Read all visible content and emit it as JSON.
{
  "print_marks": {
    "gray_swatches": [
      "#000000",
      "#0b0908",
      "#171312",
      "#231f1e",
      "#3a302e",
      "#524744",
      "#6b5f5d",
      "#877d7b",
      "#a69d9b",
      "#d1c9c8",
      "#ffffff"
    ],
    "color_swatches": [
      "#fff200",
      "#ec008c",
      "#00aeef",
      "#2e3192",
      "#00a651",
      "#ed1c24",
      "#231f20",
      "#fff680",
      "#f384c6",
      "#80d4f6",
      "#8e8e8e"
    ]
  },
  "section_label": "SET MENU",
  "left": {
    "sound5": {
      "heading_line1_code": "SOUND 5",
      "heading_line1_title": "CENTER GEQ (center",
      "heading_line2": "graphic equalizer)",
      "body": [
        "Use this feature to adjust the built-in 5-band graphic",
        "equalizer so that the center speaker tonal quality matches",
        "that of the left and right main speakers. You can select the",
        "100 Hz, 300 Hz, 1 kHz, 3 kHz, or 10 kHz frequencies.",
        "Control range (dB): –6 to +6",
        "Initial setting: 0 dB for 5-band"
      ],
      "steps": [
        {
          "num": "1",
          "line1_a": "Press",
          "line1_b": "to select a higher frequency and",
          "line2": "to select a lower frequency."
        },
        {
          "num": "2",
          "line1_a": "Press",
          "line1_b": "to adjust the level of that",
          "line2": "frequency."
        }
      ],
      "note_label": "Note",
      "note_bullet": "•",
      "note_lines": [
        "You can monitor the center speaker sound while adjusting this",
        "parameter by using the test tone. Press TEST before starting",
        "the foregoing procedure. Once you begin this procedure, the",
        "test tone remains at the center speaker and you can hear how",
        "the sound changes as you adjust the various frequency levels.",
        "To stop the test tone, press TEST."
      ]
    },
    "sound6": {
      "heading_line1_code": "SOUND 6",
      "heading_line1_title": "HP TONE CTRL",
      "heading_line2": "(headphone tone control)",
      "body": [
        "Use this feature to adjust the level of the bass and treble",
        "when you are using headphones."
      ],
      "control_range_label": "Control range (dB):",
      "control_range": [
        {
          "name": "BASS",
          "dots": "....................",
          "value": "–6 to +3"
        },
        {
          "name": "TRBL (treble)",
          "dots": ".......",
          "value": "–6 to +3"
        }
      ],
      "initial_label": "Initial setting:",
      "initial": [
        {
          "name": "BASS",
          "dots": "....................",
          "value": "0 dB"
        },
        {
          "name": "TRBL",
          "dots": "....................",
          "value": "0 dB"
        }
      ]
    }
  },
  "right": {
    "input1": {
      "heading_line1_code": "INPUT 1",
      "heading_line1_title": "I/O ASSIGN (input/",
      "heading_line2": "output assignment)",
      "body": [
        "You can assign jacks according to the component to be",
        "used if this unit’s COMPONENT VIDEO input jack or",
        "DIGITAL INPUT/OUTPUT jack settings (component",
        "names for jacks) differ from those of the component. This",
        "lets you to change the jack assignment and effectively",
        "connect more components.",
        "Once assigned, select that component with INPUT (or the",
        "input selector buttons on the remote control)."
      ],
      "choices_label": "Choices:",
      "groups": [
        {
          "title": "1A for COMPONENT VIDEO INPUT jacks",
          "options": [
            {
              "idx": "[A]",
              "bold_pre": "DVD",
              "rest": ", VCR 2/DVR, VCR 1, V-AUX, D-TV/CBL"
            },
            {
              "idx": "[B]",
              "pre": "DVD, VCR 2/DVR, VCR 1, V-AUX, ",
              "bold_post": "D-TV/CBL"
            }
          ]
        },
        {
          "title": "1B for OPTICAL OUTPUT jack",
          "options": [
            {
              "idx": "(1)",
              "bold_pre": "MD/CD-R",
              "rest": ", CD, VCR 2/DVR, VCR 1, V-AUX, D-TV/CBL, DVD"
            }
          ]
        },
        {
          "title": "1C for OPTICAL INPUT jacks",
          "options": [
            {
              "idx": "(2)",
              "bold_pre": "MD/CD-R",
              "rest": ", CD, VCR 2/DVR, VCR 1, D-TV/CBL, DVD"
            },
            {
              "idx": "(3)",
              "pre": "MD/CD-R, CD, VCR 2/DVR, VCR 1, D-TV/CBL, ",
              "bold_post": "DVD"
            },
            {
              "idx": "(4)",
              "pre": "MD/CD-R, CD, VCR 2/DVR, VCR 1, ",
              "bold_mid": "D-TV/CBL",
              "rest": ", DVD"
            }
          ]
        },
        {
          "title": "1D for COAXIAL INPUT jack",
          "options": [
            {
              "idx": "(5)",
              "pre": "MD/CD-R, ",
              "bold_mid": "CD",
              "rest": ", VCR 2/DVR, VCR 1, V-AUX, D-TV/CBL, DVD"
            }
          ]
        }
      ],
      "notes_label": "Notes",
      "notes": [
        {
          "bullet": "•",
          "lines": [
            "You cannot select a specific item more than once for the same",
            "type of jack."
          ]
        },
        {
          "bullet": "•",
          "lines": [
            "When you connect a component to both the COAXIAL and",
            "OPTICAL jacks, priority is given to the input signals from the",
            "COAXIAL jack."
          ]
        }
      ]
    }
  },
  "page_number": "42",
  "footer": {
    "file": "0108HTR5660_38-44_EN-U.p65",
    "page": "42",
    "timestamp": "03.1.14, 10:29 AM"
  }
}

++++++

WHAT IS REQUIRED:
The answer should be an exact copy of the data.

ANSWER BOX:
Read all visible content and emit it as JSON.
{
  "print_marks": {
    "gray_swatches": [
      "#000000",
      "#0b0908",
      "#171312",
      "#231f1e",
      "#3a302e",
      "#524744",
      "#6b5f5d",
      "#877d7b",
      "#a69d9b",
      "#d1c9c8",
      "#ffffff"
    ],
    "color_swatches": [
      "#fff200",
      "#ec008c",
      "#00aeef",
      "#2e3192",
      "#00a651",
      "#ed1c24",
      "#231f20",
      "#fff680",
      "#f384c6",
      "#80d4f6",
      "#8e8e8e"
    ]
  },
  "section_label": "SET MENU",
  "left": {
    "sound5": {
      "heading_line1_code": "SOUND 5",
      "heading_line1_title": "CENTER GEQ (center",
      "heading_line2": "graphic equalizer)",
      "body": [
        "Use this feature to adjust the built-in 5-band graphic",
        "equalizer so that the center speaker tonal quality matches",
        "that of the left and right main speakers. You can select the",
        "100 Hz, 300 Hz, 1 kHz, 3 kHz, or 10 kHz frequencies.",
        "Control range (dB): –6 to +6",
        "Initial setting: 0 dB for 5-band"
      ],
      "steps": [
        {
          "num": "1",
          "line1_a": "Press",
          "line1_b": "to select a higher frequency and",
          "line2": "to select a lower frequency."
        },
        {
          "num": "2",
          "line1_a": "Press",
          "line1_b": "to adjust the level of that",
          "line2": "frequency."
        }
      ],
      "note_label": "Note",
      "note_bullet": "•",
      "note_lines": [
        "You can monitor the center speaker sound while adjusting this",
        "parameter by using the test tone. Press TEST before starting",
        "the foregoing procedure. Once you begin this procedure, the",
        "test tone remains at the center speaker and you can hear how",
        "the sound changes as you adjust the various frequency levels.",
        "To stop the test tone, press TEST."
      ]
    },
    "sound6": {
      "heading_line1_code": "SOUND 6",
      "heading_line1_title": "HP TONE CTRL",
      "heading_line2": "(headphone tone control)",
      "body": [
        "Use this feature to adjust the level of the bass and treble",
        "when you are using headphones."
      ],
      "control_range_label": "Control range (dB):",
      "control_range": [
        {
          "name": "BASS",
          "dots": "....................",
          "value": "–6 to +3"
        },
        {
          "name": "TRBL (treble)",
          "dots": ".......",
          "value": "–6 to +3"
        }
      ],
      "initial_label": "Initial setting:",
      "initial": [
        {
          "name": "BASS",
          "dots": "....................",
          "value": "0 dB"
        },
        {
          "name": "TRBL",
          "dots": "....................",
          "value": "0 dB"
        }
      ]
    }
  },
  "right": {
    "input1": {
      "heading_line1_code": "INPUT 1",
      "heading_line1_title": "I/O ASSIGN (input/",
      "heading_line2": "output assignment)",
      "body": [
        "You can assign jacks according to the component to be",
        "used if this unit’s COMPONENT VIDEO input jack or",
        "DIGITAL INPUT/OUTPUT jack settings (component",
        "names for jacks) differ from those of the component. This",
        "lets you to change the jack assignment and effectively",
        "connect more components.",
        "Once assigned, select that component with INPUT (or the",
        "input selector buttons on the remote control)."
      ],
      "choices_label": "Choices:",
      "groups": [
        {
          "title": "1A for COMPONENT VIDEO INPUT jacks",
          "options": [
            {
              "idx": "[A]",
              "bold_pre": "DVD",
              "rest": ", VCR 2/DVR, VCR 1, V-AUX, D-TV/CBL"
            },
            {
              "idx": "[B]",
              "pre": "DVD, VCR 2/DVR, VCR 1, V-AUX, ",
              "bold_post": "D-TV/CBL"
            }
          ]
        },
        {
          "title": "1B for OPTICAL OUTPUT jack",
          "options": [
            {
              "idx": "(1)",
              "bold_pre": "MD/CD-R",
              "rest": ", CD, VCR 2/DVR, VCR 1, V-AUX, D-TV/CBL, DVD"
            }
          ]
        },
        {
          "title": "1C for OPTICAL INPUT jacks",
          "options": [
            {
              "idx": "(2)",
              "bold_pre": "MD/CD-R",
              "rest": ", CD, VCR 2/DVR, VCR 1, D-TV/CBL, DVD"
            },
            {
              "idx": "(3)",
              "pre": "MD/CD-R, CD, VCR 2/DVR, VCR 1, D-TV/CBL, ",
              "bold_post": "DVD"
            },
            {
              "idx": "(4)",
              "pre": "MD/CD-R, CD, VCR 2/DVR, VCR 1, ",
              "bold_mid": "D-TV/CBL",
              "rest": ", DVD"
            }
          ]
        },
        {
          "title": "1D for COAXIAL INPUT jack",
          "options": [
            {
              "idx": "(5)",
              "pre": "MD/CD-R, ",
              "bold_mid": "CD",
              "rest": ", VCR 2/DVR, VCR 1, V-AUX, D-TV/CBL, DVD"
            }
          ]
        }
      ],
      "notes_label": "Notes",
      "notes": [
        {
          "bullet": "•",
          "lines": [
            "You cannot select a specific item more than once for the same",
            "type of jack."
          ]
        },
        {
          "bullet": "•",
          "lines": [
            "When you connect a component to both the COAXIAL and",
            "OPTICAL jacks, priority is given to the input signals from the",
            "COAXIAL jack."
          ]
        }
      ]
    }
  },
  "page_number": "42",
  "footer": {
    "file": "0108HTR5660_38-44_EN-U.p65",
    "page": "42",
    "timestamp": "03.1.14, 10:29 AM"
  }
}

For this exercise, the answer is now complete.